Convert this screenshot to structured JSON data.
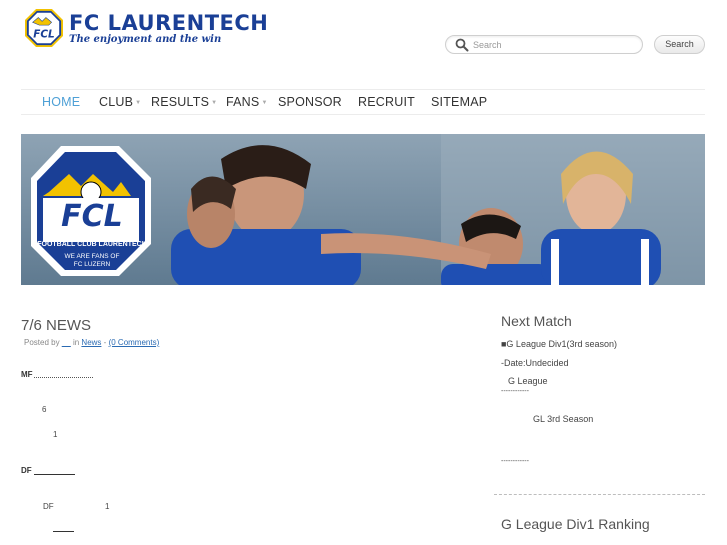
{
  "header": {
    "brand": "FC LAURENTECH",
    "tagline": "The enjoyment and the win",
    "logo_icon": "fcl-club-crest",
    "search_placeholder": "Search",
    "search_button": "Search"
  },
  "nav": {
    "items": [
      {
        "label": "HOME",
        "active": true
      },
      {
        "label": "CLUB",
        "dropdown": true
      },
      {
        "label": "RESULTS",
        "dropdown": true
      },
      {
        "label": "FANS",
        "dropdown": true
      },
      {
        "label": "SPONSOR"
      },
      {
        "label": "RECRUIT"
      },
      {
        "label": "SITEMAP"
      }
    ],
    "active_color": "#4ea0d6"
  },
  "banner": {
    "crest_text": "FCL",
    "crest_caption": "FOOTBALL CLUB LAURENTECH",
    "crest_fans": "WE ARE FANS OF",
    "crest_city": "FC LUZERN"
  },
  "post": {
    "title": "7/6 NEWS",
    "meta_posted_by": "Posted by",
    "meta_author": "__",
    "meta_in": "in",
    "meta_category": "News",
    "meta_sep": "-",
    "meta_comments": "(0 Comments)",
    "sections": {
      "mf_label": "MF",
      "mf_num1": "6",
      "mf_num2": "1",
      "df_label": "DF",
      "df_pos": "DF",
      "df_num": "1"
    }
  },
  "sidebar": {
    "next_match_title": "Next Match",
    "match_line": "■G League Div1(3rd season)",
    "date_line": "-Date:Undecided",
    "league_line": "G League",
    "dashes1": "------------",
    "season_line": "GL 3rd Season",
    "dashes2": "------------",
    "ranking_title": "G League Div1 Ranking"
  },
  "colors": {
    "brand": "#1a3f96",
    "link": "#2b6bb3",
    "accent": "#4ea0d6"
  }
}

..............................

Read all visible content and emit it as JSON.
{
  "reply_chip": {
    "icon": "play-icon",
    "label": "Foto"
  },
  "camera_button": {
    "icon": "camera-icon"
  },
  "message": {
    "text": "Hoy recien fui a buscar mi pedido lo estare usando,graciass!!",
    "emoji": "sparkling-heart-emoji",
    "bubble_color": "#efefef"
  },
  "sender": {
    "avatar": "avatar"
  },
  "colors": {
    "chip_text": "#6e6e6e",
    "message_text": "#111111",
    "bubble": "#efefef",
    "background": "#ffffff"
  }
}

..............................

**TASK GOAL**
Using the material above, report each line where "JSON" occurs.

**YOUR RESPONSE**
Convert this screenshot to structured JSON data.
Read all visible content and emit it as JSON.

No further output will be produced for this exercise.